As I said, there isn’t much to discuss in terms of plot (although there are some fairly gut-wrenching twists in the story), but the basic premise of the manga is that the protagonist, Mieko, who has just graduated from college and moved in with her boyfriend, has gotten sick of her boring office job and creepy boss and decided to quit working for a few months. During this time, she focuses on her friends and boyfriend, who had formed a rock band together in college. Mieko wants her guitarist boyfriend Naruo, who also feels suffocated at work, to get the band back together and be more serious about his music and his dreams, which drives the story forward but causes tension between the two. What ends up happening is way beyond what the characters – or the readers – suspect. The ending of the manga isn’t happy, necessarily, but it is fulfilling.

Although the focus of the narrative is on Mieko, occasionally chapters will be told from the point of view of another character, like Mieko and Naruo’s friends Rip (the drummer) and Kato (the bassist). These chapters rarely have anything to do with the main story but are still interesting, especially in how they highlight different aspects of the group dynamic within the circle of friends. The alternate narrative chapters also provide the majority of the manga’s comic relief, which is actually quite funny in a quiet sort of way.

Although the characters and narrative style alone make Solanin worth reading, what really made me pick up this book and buy it was the artwork. The character designs, though simple, are very appealing. I also feel that, within the limits of Asano’s personal style, they are realistic in the way they depict different body types and facial expressions. The background art is wonderfully realistic, which is extraordinary when you realize how much of it there is. Unlike most manga, which only provide a panel of background art every page or two, Solanin is filled with beautiful drawings of the scenery and landscape of the Tokyo suburbs. Even if you think Solanin’s story is just basic Banana Yoshimoto style angsty emo crap (although, in my mind, it never gets that bad), the artwork makes the whole thing worthwhile. Really, it’s gorgeous.

So, although the cover isn’t that appealing, and although the $17.99 price tag is pretty hefty, I can’t recommend this book enough.
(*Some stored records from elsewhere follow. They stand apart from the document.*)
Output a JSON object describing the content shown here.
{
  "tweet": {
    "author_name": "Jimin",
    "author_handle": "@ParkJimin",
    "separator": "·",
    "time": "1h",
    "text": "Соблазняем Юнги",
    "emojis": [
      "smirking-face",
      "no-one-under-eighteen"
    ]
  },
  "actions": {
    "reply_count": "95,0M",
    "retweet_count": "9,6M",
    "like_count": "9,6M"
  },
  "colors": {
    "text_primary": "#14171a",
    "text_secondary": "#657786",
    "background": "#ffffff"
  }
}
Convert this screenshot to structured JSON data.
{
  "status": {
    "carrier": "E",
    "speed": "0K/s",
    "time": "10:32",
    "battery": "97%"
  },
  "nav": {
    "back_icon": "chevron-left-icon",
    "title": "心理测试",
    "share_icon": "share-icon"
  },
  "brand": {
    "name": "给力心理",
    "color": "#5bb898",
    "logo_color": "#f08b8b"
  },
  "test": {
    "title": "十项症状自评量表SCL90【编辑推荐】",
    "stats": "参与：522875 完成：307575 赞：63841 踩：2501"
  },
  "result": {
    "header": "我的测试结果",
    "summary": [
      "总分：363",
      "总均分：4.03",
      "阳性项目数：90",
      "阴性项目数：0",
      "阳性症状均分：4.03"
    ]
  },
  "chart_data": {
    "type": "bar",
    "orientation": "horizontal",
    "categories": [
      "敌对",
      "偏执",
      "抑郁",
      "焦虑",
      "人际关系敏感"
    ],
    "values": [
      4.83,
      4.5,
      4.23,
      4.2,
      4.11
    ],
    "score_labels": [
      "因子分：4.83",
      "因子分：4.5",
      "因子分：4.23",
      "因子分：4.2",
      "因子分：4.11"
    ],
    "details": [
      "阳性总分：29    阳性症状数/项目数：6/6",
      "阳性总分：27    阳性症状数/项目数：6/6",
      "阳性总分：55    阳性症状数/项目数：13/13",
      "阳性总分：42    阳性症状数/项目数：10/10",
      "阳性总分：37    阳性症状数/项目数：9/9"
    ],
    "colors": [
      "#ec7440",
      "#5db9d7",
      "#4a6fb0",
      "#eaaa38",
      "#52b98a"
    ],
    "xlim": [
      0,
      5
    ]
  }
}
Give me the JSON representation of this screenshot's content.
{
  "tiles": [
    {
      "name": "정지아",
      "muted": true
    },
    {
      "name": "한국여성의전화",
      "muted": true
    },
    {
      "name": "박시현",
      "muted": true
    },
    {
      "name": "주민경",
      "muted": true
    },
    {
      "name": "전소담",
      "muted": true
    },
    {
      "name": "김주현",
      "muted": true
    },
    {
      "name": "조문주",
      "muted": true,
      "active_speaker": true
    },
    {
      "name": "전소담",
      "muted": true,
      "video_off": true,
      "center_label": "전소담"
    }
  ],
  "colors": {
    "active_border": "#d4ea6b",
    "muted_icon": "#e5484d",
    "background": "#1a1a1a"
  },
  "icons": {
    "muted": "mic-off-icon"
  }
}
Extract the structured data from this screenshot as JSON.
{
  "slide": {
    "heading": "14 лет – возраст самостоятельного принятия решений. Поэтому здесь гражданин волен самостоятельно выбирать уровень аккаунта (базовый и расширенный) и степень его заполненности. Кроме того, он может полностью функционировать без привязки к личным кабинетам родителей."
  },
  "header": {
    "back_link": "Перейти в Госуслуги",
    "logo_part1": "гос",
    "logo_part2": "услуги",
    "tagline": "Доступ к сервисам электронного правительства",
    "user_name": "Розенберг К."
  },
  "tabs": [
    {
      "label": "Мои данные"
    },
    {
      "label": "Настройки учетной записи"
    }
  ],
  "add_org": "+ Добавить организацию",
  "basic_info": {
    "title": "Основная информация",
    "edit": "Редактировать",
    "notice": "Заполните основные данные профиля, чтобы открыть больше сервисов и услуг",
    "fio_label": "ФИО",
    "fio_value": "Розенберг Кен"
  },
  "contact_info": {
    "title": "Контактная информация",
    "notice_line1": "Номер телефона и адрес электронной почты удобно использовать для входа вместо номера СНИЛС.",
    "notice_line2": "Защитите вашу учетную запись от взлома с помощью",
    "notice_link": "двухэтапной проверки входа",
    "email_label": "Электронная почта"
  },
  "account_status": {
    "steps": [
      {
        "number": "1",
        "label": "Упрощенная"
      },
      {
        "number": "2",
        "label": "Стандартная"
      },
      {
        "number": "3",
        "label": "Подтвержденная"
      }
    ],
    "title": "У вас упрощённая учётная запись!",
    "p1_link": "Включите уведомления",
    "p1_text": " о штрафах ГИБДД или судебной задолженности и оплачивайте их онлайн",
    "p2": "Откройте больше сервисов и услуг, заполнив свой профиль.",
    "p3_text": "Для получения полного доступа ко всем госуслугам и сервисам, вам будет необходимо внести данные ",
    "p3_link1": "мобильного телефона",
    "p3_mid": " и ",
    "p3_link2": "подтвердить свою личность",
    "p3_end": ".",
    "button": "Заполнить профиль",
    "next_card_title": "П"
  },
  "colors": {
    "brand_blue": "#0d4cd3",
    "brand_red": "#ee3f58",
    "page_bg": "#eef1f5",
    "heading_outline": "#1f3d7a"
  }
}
I’m really happy I gave it a chance, despite my misgivings.

Just to give a feel for the art style, I’ll post some images from the manga. I apologize for the poor scanning quality…

Solanin Page 1

Solanin Page 2